Content starts

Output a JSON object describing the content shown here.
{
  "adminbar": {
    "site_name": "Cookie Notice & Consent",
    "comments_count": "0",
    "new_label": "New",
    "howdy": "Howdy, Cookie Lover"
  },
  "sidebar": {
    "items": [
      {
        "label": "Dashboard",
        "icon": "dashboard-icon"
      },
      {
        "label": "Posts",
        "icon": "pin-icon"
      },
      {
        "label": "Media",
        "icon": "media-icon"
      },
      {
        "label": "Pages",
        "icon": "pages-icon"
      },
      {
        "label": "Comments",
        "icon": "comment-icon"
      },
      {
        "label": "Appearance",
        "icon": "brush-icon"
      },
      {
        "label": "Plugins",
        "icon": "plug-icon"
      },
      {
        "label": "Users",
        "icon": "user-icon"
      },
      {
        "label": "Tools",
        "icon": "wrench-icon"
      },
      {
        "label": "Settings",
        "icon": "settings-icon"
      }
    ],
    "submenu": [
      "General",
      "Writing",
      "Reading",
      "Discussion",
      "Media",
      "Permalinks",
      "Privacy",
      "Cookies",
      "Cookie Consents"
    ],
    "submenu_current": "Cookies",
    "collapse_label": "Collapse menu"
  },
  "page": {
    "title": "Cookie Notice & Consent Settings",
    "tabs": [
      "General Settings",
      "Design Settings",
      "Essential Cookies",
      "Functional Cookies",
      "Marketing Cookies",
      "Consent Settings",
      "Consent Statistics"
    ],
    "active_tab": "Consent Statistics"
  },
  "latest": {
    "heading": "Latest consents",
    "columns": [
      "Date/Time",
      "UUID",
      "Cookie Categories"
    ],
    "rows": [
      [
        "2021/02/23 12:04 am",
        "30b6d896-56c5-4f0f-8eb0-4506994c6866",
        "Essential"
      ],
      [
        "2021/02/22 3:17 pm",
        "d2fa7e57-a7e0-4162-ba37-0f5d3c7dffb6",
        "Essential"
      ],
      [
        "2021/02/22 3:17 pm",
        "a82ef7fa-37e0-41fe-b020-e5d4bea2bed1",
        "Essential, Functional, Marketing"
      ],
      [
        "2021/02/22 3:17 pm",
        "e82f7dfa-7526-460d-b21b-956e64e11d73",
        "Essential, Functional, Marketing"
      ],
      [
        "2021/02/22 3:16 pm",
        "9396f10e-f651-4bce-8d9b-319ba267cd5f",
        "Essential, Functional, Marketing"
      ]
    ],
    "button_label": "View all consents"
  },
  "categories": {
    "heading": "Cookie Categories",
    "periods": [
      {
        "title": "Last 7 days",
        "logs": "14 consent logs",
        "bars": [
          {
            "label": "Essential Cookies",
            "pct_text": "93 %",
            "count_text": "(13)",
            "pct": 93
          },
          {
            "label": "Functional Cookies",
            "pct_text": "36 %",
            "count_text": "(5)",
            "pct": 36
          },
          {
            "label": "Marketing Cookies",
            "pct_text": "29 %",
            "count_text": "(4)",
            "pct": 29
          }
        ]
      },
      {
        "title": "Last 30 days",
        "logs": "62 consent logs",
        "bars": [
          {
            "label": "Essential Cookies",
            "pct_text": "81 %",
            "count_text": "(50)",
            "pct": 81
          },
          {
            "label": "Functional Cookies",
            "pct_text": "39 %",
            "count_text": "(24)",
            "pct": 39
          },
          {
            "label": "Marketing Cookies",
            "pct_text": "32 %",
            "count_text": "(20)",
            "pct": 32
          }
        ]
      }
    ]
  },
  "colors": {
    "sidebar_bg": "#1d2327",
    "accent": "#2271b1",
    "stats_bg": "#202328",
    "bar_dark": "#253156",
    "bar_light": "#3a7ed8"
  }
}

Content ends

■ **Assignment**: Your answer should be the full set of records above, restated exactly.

■ **Written solution**:
Output a JSON object describing the content shown here.
{
  "adminbar": {
    "site_name": "Cookie Notice & Consent",
    "comments_count": "0",
    "new_label": "New",
    "howdy": "Howdy, Cookie Lover"
  },
  "sidebar": {
    "items": [
      {
        "label": "Dashboard",
        "icon": "dashboard-icon"
      },
      {
        "label": "Posts",
        "icon": "pin-icon"
      },
      {
        "label": "Media",
        "icon": "media-icon"
      },
      {
        "label": "Pages",
        "icon": "pages-icon"
      },
      {
        "label": "Comments",
        "icon": "comment-icon"
      },
      {
        "label": "Appearance",
        "icon": "brush-icon"
      },
      {
        "label": "Plugins",
        "icon": "plug-icon"
      },
      {
        "label": "Users",
        "icon": "user-icon"
      },
      {
        "label": "Tools",
        "icon": "wrench-icon"
      },
      {
        "label": "Settings",
        "icon": "settings-icon"
      }
    ],
    "submenu": [
      "General",
      "Writing",
      "Reading",
      "Discussion",
      "Media",
      "Permalinks",
      "Privacy",
      "Cookies",
      "Cookie Consents"
    ],
    "submenu_current": "Cookies",
    "collapse_label": "Collapse menu"
  },
  "page": {
    "title": "Cookie Notice & Consent Settings",
    "tabs": [
      "General Settings",
      "Design Settings",
      "Essential Cookies",
      "Functional Cookies",
      "Marketing Cookies",
      "Consent Settings",
      "Consent Statistics"
    ],
    "active_tab": "Consent Statistics"
  },
  "latest": {
    "heading": "Latest consents",
    "columns": [
      "Date/Time",
      "UUID",
      "Cookie Categories"
    ],
    "rows": [
      [
        "2021/02/23 12:04 am",
        "30b6d896-56c5-4f0f-8eb0-4506994c6866",
        "Essential"
      ],
      [
        "2021/02/22 3:17 pm",
        "d2fa7e57-a7e0-4162-ba37-0f5d3c7dffb6",
        "Essential"
      ],
      [
        "2021/02/22 3:17 pm",
        "a82ef7fa-37e0-41fe-b020-e5d4bea2bed1",
        "Essential, Functional, Marketing"
      ],
      [
        "2021/02/22 3:17 pm",
        "e82f7dfa-7526-460d-b21b-956e64e11d73",
        "Essential, Functional, Marketing"
      ],
      [
        "2021/02/22 3:16 pm",
        "9396f10e-f651-4bce-8d9b-319ba267cd5f",
        "Essential, Functional, Marketing"
      ]
    ],
    "button_label": "View all consents"
  },
  "categories": {
    "heading": "Cookie Categories",
    "periods": [
      {
        "title": "Last 7 days",
        "logs": "14 consent logs",
        "bars": [
          {
            "label": "Essential Cookies",
            "pct_text": "93 %",
            "count_text": "(13)",
            "pct": 93
          },
          {
            "label": "Functional Cookies",
            "pct_text": "36 %",
            "count_text": "(5)",
            "pct": 36
          },
          {
            "label": "Marketing Cookies",
            "pct_text": "29 %",
            "count_text": "(4)",
            "pct": 29
          }
        ]
      },
      {
        "title": "Last 30 days",
        "logs": "62 consent logs",
        "bars": [
          {
            "label": "Essential Cookies",
            "pct_text": "81 %",
            "count_text": "(50)",
            "pct": 81
          },
          {
            "label": "Functional Cookies",
            "pct_text": "39 %",
            "count_text": "(24)",
            "pct": 39
          },
          {
            "label": "Marketing Cookies",
            "pct_text": "32 %",
            "count_text": "(20)",
            "pct": 32
          }
        ]
      }
    ]
  },
  "colors": {
    "sidebar_bg": "#1d2327",
    "accent": "#2271b1",
    "stats_bg": "#202328",
    "bar_dark": "#253156",
    "bar_light": "#3a7ed8"
  }
}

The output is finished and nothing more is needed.